▶ _EXERCISE PROMPT_
Scan the material for "국내택배". Copy every line it appears in.

▶ _SOURCE INFORMATION_
┌──
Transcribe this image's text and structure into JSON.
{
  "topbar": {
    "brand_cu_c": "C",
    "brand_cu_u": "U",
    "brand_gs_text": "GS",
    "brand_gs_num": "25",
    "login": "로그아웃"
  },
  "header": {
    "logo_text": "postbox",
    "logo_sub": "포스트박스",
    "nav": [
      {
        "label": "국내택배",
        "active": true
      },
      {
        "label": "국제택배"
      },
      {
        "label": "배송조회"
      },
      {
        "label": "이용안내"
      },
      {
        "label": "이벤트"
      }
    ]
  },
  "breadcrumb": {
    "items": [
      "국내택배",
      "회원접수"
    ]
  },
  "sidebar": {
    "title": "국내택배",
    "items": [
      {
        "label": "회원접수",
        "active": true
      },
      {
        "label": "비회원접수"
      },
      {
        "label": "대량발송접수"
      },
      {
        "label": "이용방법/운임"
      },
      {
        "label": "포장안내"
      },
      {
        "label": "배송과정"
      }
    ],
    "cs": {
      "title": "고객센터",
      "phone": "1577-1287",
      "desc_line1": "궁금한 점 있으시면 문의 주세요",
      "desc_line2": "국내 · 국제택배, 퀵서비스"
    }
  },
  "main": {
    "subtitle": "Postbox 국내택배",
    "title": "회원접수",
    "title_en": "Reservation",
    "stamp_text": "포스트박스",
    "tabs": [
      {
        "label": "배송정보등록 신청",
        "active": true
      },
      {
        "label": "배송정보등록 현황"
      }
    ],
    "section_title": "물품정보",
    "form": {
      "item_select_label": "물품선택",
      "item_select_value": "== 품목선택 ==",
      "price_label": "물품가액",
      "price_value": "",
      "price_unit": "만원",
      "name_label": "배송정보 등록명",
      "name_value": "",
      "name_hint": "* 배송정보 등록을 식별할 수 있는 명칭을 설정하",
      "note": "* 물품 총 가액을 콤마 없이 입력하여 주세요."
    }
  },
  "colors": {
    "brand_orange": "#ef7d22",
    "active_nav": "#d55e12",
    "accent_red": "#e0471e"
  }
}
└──
▶ _RESPONSE FOR THIS EXERCISE_
        "label": "국내택배",
      "국내택배",
    "title": "국내택배",
    "subtitle": "Postbox 국내택배",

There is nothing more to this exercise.